## To do
The records beneath should be restated word for word.

## Provided records
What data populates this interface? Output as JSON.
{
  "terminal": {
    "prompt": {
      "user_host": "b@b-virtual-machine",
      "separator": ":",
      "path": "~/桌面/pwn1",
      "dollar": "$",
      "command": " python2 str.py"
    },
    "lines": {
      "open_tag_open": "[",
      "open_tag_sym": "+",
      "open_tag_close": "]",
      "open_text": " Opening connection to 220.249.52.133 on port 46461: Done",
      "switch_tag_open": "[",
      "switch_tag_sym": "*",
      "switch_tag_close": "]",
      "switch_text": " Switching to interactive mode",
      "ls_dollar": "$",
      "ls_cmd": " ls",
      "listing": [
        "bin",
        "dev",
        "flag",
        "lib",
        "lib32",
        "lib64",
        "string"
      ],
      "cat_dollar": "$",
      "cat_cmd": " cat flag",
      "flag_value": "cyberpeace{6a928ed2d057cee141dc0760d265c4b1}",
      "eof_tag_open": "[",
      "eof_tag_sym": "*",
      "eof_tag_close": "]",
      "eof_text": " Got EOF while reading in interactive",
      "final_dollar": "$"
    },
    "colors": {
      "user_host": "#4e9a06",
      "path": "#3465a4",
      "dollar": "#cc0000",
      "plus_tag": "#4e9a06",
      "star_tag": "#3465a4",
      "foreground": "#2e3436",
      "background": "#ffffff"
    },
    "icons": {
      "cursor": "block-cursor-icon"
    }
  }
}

## Task solution
What data populates this interface? Output as JSON.
{
  "terminal": {
    "prompt": {
      "user_host": "b@b-virtual-machine",
      "separator": ":",
      "path": "~/桌面/pwn1",
      "dollar": "$",
      "command": " python2 str.py"
    },
    "lines": {
      "open_tag_open": "[",
      "open_tag_sym": "+",
      "open_tag_close": "]",
      "open_text": " Opening connection to 220.249.52.133 on port 46461: Done",
      "switch_tag_open": "[",
      "switch_tag_sym": "*",
      "switch_tag_close": "]",
      "switch_text": " Switching to interactive mode",
      "ls_dollar": "$",
      "ls_cmd": " ls",
      "listing": [
        "bin",
        "dev",
        "flag",
        "lib",
        "lib32",
        "lib64",
        "string"
      ],
      "cat_dollar": "$",
      "cat_cmd": " cat flag",
      "flag_value": "cyberpeace{6a928ed2d057cee141dc0760d265c4b1}",
      "eof_tag_open": "[",
      "eof_tag_sym": "*",
      "eof_tag_close": "]",
      "eof_text": " Got EOF while reading in interactive",
      "final_dollar": "$"
    },
    "colors": {
      "user_host": "#4e9a06",
      "path": "#3465a4",
      "dollar": "#cc0000",
      "plus_tag": "#4e9a06",
      "star_tag": "#3465a4",
      "foreground": "#2e3436",
      "background": "#ffffff"
    },
    "icons": {
      "cursor": "block-cursor-icon"
    }
  }
}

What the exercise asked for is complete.